Once your practice station is set, check your posture and grip to make sure they are correct and consistent. If the grip and the posture change, so does the ability to deliver the clubface to the ball.
Now you want to get into the feel of the flow of the swing. Start out with a mid-iron with nice, slow speeds. With these clubs (as opposed to a sand wedge), if you hit a ball with the clubface out of position, it shows curve. The shape of the shot gives you needed feedback. Then you can start creating fades and draws by how you rotate your forearms: No rotation promotes a fade or a cut. More rotation promotes a draw. Constant grip pressure is important, too, so you don’t feel any tension.
Next, a player must feel the path – making a backswing and coming down into the ball to get a feel for the track that makes the ball start down your target line.
Start with small swings and gradually build the length of the swing, but keep the pace slow. If you go full speed, all you’re doing is reinforcing a reflex. Work on full-motion technique, but at half or quarter speed.
Other sports force you to a pace you understand. Skiing requires you to stick to slopes you can handle. If you don’t, you will get injured. Similarly in baseball, if the speed of the pitched ball is too fast, you have to switch to a slower speed (or go hitless). In golf, however, people can go as fast as they want to, get lucky occasionally and think they’ve learned something.
Finally, simulate the golf course. Hit a driver like you’re going down a fairway. Watch where it goes. Then pick an iron, change the angle and watch what the tendency is. Do that for a few shots and simulate what’s going to happen on the course.

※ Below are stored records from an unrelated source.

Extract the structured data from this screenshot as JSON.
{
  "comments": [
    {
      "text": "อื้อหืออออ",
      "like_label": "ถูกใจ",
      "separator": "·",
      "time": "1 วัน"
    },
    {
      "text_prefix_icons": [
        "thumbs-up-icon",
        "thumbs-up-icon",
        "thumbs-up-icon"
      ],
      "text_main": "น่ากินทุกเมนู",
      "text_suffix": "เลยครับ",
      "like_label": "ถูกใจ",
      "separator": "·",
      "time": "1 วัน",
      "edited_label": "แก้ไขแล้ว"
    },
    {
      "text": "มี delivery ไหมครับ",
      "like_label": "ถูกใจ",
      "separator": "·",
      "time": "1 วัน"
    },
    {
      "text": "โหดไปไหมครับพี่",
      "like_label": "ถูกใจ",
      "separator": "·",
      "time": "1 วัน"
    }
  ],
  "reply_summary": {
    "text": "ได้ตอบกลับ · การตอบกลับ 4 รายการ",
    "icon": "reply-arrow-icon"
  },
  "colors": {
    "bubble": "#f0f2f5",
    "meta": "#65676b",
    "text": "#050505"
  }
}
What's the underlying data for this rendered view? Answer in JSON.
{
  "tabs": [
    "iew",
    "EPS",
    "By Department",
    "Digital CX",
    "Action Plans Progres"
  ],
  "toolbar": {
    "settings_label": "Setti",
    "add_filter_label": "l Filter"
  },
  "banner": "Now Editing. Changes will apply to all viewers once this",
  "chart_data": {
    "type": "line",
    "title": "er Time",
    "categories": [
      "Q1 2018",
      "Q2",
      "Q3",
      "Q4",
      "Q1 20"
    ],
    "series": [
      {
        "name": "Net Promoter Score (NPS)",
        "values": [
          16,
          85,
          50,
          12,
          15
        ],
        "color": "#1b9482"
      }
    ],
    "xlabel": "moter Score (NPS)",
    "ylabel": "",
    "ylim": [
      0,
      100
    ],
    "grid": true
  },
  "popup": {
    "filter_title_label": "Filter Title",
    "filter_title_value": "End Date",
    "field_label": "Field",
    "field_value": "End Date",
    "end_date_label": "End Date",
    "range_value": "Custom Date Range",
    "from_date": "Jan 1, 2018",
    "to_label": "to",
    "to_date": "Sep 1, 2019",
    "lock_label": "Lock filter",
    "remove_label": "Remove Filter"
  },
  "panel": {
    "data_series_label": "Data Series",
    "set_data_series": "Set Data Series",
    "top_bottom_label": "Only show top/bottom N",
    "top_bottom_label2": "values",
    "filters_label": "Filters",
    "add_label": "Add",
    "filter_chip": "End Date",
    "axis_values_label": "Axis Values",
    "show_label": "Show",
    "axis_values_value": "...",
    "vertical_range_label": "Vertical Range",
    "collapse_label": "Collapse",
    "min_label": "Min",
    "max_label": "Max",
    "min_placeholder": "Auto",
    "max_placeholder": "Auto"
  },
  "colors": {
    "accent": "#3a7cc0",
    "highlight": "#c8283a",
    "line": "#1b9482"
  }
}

The final thing you want to do is hit a few shots with the driver or whatever club you’re going to hit off the tee, with no target in mind. Watch what the ball does in the air. Whatever the tendency is for those balls, you want to play that tendency on the course that day and get it around as best you can. If you don’t like the way you played, you can practice more after the round. That’s how most good players approach it.